- [Work item]: Where the records below show the word "invoices" in a line, please copy that line.

───── Data to examine ─────

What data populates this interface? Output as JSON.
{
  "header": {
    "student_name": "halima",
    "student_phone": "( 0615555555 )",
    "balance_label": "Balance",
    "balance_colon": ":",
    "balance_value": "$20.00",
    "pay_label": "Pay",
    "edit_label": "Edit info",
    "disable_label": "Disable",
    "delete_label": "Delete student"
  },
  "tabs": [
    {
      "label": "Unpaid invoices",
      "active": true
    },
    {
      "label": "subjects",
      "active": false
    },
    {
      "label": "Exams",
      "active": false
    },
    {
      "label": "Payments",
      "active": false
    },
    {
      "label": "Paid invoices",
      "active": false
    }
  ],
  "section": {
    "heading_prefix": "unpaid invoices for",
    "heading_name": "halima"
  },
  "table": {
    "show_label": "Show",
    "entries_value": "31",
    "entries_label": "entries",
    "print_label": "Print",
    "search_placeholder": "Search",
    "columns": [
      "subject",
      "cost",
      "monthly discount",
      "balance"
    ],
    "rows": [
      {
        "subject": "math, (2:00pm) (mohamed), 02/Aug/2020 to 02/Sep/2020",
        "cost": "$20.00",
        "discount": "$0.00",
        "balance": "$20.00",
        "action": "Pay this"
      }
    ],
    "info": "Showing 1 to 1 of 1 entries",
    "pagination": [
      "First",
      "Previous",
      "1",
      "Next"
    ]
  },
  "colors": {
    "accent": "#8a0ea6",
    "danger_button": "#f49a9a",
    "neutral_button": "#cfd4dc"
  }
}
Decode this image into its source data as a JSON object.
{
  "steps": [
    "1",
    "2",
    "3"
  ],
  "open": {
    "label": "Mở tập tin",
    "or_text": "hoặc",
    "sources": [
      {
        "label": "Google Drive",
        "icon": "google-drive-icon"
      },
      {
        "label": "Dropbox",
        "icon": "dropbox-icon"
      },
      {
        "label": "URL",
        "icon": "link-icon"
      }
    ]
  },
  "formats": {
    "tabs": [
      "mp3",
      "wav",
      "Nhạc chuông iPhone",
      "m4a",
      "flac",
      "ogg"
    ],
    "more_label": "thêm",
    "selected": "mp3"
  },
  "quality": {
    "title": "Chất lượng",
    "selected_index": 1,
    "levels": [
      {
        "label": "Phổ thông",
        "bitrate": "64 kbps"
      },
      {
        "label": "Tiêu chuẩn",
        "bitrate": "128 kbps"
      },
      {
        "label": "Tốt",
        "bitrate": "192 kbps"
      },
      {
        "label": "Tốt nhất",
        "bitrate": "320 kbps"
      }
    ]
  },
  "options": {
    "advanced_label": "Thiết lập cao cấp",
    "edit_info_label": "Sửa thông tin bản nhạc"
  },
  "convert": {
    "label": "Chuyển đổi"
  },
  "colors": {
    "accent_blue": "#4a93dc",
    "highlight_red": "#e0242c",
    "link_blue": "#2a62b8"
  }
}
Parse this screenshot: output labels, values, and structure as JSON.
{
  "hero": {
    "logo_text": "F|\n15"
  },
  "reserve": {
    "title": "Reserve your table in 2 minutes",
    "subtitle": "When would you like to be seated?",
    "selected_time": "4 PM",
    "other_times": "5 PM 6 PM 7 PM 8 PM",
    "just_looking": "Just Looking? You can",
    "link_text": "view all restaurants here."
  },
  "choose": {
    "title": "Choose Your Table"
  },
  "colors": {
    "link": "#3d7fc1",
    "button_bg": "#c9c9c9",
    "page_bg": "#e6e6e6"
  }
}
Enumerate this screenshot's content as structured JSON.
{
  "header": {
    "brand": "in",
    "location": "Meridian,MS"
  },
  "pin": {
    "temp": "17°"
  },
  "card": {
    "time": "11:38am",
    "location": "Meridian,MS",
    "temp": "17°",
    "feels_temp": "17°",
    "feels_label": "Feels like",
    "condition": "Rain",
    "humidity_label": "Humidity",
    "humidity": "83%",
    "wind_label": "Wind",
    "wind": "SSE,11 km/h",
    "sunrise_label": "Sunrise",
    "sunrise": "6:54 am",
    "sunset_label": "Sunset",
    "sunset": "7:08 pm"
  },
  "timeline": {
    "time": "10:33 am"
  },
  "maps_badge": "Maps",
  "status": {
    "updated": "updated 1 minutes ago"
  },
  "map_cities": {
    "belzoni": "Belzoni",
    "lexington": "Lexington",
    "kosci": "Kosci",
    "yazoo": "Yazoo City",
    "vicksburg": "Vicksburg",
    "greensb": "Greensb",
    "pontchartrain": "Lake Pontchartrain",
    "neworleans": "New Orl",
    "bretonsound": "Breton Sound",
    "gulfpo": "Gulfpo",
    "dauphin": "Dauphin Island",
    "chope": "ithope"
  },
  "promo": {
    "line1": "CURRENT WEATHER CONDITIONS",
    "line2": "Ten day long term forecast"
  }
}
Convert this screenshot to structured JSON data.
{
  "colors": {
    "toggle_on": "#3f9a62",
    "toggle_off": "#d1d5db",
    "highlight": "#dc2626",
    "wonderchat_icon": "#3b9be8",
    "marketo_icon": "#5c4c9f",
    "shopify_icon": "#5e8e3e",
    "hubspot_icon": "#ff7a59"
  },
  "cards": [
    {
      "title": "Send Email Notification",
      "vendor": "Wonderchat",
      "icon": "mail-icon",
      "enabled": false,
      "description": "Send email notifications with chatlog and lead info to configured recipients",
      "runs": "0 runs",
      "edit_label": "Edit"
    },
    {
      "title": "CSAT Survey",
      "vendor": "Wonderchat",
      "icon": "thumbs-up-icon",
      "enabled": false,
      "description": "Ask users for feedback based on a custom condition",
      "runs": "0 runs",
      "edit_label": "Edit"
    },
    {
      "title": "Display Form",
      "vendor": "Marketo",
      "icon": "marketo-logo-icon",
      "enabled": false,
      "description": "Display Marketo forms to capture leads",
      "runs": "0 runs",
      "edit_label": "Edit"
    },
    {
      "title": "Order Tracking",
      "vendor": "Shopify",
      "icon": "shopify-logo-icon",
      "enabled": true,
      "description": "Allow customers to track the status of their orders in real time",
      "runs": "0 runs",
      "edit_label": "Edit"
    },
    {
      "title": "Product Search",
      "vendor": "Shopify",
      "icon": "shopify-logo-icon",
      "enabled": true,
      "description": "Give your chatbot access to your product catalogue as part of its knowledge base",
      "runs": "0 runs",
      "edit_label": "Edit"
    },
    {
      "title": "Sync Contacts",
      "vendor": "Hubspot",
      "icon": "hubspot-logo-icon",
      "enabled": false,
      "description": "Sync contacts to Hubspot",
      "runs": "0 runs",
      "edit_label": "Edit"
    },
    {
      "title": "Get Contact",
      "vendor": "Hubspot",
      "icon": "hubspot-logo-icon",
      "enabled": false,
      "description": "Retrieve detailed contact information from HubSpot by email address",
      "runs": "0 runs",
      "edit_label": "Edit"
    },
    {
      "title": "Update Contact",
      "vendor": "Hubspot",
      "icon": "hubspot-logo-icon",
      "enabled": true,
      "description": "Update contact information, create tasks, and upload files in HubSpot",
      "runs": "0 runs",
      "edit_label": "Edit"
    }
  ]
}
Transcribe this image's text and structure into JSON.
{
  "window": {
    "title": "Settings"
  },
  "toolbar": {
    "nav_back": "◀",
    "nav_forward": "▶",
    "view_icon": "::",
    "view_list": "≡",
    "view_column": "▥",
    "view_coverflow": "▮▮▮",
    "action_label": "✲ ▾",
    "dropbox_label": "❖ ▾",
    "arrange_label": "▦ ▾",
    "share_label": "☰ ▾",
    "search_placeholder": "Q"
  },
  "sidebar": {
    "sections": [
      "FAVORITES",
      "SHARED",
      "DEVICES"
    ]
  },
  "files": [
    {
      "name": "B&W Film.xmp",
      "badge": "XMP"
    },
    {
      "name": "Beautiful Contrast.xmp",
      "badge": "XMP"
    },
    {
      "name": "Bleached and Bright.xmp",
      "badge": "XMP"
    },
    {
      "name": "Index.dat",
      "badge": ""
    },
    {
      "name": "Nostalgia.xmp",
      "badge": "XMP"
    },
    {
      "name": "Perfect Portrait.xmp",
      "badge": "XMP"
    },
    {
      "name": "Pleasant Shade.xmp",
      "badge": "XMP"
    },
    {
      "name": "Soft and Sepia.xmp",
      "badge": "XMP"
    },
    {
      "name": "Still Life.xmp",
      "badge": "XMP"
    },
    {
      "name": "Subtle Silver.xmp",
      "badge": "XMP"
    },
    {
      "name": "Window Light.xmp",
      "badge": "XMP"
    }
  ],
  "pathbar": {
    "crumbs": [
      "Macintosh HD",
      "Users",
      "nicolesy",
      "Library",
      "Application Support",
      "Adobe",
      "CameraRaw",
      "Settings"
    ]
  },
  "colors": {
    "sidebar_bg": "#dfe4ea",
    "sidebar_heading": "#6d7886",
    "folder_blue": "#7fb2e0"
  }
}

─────

- [Reply to the exercise]:
      "label": "Unpaid invoices",
      "label": "Paid invoices",
    "heading_prefix": "unpaid invoices for",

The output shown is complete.